It was on October 10 in a tiny room in Pescara that Nigel Worthington announced to the assembled Press that he was leaving his role as Northern Ireland manager.
His departure, carried out in Worthington’s typical professional and dignified manner, was applauded by the fans who had long since decided he had to go.
Privately, it was also welcomed by the Irish Football Association.
The powers-that-be at Windsor Avenue weren’t going to renew Nigel’s contract so the Ballymena man saved them a job by jumping before he was pushed.
Now, though, the IFA Board have some serious work to do finding Worthington’s replacement.
The nine men on the board have their first meeting at Windsor Avenue tonight since that October afternoon in Italy when Worthington made his intentions clear.
Plenty of contenders have emerged with some putting themselves forward for the post and others ruling themselves out.
Former Northern Ireland stars Jim Magilton and Iain Dowie have both declared they want it.
The pair of them were fantastic servants as players and have managed in the Premier League, so they have enough experience and knowledge needed to take over what is a hugely challenging position.
They tick a lot of boxes and are available, with Magilton a consultant at Shamrock Rovers and Dowie involved with media work at Sky.
Jim and Iain, big pals in their playing days, have plenty of admirers in the Irish FA and not unexpectedly are front-runners in this race.
Martin O’Neill would probably be a lap ahead if he desired the position but he has stated he wants to return to club management. Still, he’s worth an official call from the IFA.
Namesake Michael O’Neill, fresh from guiding Shamrock Rovers to a second successive League of Ireland title, has stated he is happy to stay in Dublin.
If the IFA really feel he is the man though, they could tempt him to Belfast.
Most of the talking among fans has been about that fab four, especially with the IFA preferring to appoint a local hero.
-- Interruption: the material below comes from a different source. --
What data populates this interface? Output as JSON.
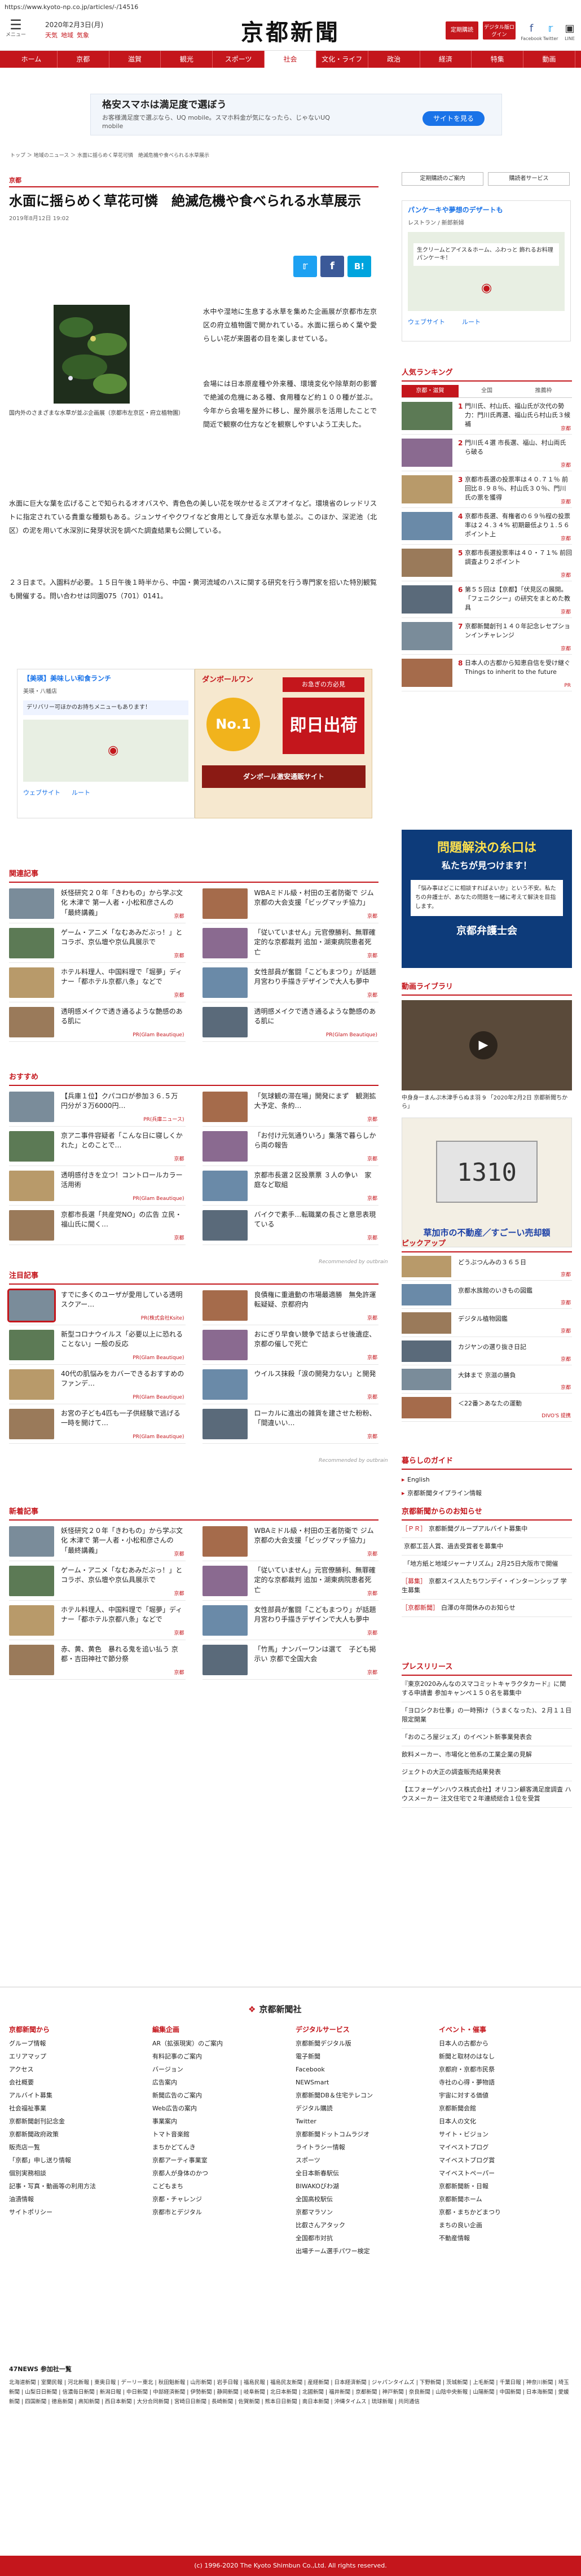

Other names to crop up have been former Northern Ireland managers Sammy McIlroy and Lawrie Sanchez and ex-players Jimmy Quinn, James Quinn, Jimmy Nicholl and Gerry Armstrong.
They are outsiders and so are Kevin Keegan and Robbie Fowler in every sense, though the interest either would generate around the football world would be stunning.
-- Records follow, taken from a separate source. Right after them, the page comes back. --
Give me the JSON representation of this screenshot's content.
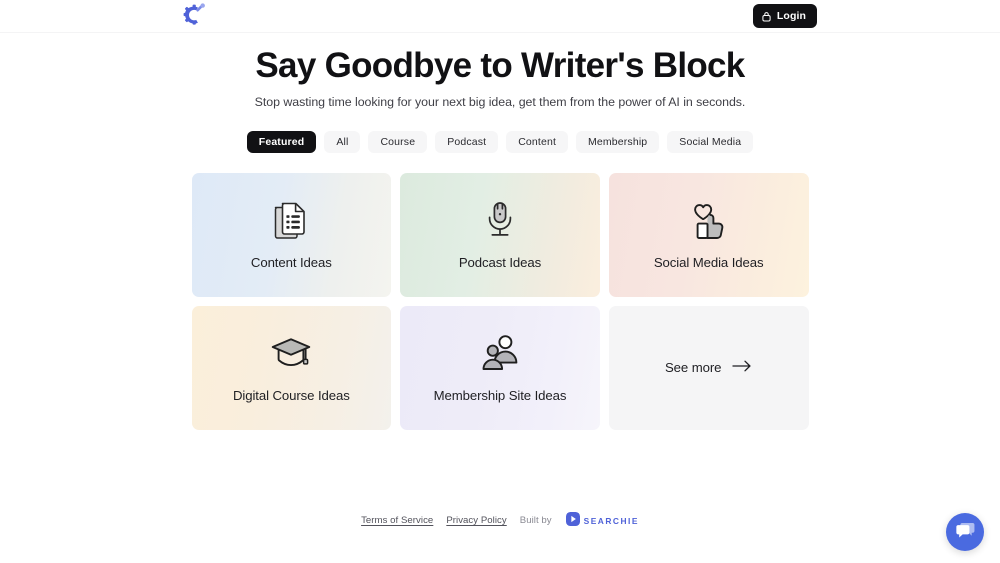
{
  "header": {
    "logo_icon": "searchie-gear-logo-icon",
    "login_label": "Login",
    "lock_icon": "lock-icon"
  },
  "hero": {
    "title": "Say Goodbye to Writer's Block",
    "subtitle": "Stop wasting time looking for your next big idea, get them from the power of AI in seconds."
  },
  "filters": {
    "items": [
      {
        "label": "Featured",
        "active": true
      },
      {
        "label": "All",
        "active": false
      },
      {
        "label": "Course",
        "active": false
      },
      {
        "label": "Podcast",
        "active": false
      },
      {
        "label": "Content",
        "active": false
      },
      {
        "label": "Membership",
        "active": false
      },
      {
        "label": "Social Media",
        "active": false
      }
    ]
  },
  "cards": [
    {
      "label": "Content Ideas",
      "icon": "document-list-icon"
    },
    {
      "label": "Podcast Ideas",
      "icon": "microphone-icon"
    },
    {
      "label": "Social Media Ideas",
      "icon": "heart-thumbs-up-icon"
    },
    {
      "label": "Digital Course Ideas",
      "icon": "graduation-cap-icon"
    },
    {
      "label": "Membership Site Ideas",
      "icon": "two-people-icon"
    }
  ],
  "see_more": {
    "label": "See more",
    "icon": "arrow-right-icon"
  },
  "footer": {
    "terms_label": "Terms of Service",
    "privacy_label": "Privacy Policy",
    "built_by_label": "Built by",
    "brand_name": "SEARCHIE",
    "brand_icon": "searchie-play-icon"
  },
  "chat": {
    "icon": "chat-bubbles-icon"
  },
  "colors": {
    "accent_blue": "#4f62d8",
    "chat_blue": "#4a6ae0",
    "active_pill": "#111114",
    "pill_bg": "#f6f6f7"
  }
}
Ultimately the nine men on the IFA Board will decide who will follow in the footsteps of Peter Doherty, Bertie Peacock, Billy Bingham (twice), Terry Neill, Dave Clements, Danny Blanchflower, Bryan Hamilton, Lawrie McMenemy, Sammy McIlroy, Lawrie Sanchez and Worthington.
For the record the nine are chairman of the board Dr Leslie Caul, IFA president Jim Shaw, new IFA deputy president Terry Pateman, Hugh Wade, Trevor Annon, Conrad Kirkwood, Aidan Murphy, Robert Haworth and Alan Willis.
They will be assisted by chief executive Patrick Nelson, who will be making a few important phone calls in the next few weeks to the preferred candidates.
President Shaw said: “All of us who are involved in the board meeting will get a chance to have input into the process of selecting our new manager.
“We know how vital this process will be.
“It is challenging for all of us and we know this is a very, very important appointment for the future of Northern Ireland football.
“The man who comes in must have what it takes to resurrect our international team.”
It’s imperative that the IFA board get their selection process and appointment right.
Indeed, you could say that it is one of the most important decisions they will make in the association’s history.
Right now the Northern Ireland international team is at a crossroads.
We can either continue to slide to oblivion or start the slow ascent to improved results and restore pride in the side and bring much-needed joy to the Green and White Army.
The Euro 2012 qualifiers proved to be a nightmare.
Only two wins out of 10 were achieved and a fifth place finish in Group C was unacceptable.
Goals may have been hard to come by, but mistakes weren’t as they littered the tail end of the campaign leading to four defeats in a row.
Sadly key performers like Stephen Craigan and Aaron Hughes announced their international retirements.
Players born, raised and who came through the IFA ranks here opted to defect and play for the Republic.
And worst of all there were serious question-marks raised about the commitment of some of our players.
With Northern Ireland slipping to 84th in Fifa’s world rankings, you would think the only way is up, but only if the IFA choose a dynamic figure, who can inspire the public and the players.
He’ll also need to take a long, hard look at the coaching structures within the IFA in a bid to bring more young talent through.
In many ways it is a short-term job to make the national team competitive again and a long-term job to ensure we stay that way.
It should also be a full-time job — not part-time to decrease costs as some of bean counters at the IFA would prefer.
Northern Ireland’s next game isn’t until February 29 when Norway visit Windsor Park. The manager will be appointed the month before.
Key decisions will be made tonight and in November and December.
There may be no games, but we are entering a hugely important period in Northern Ireland’s footballing history, make no mistake about that.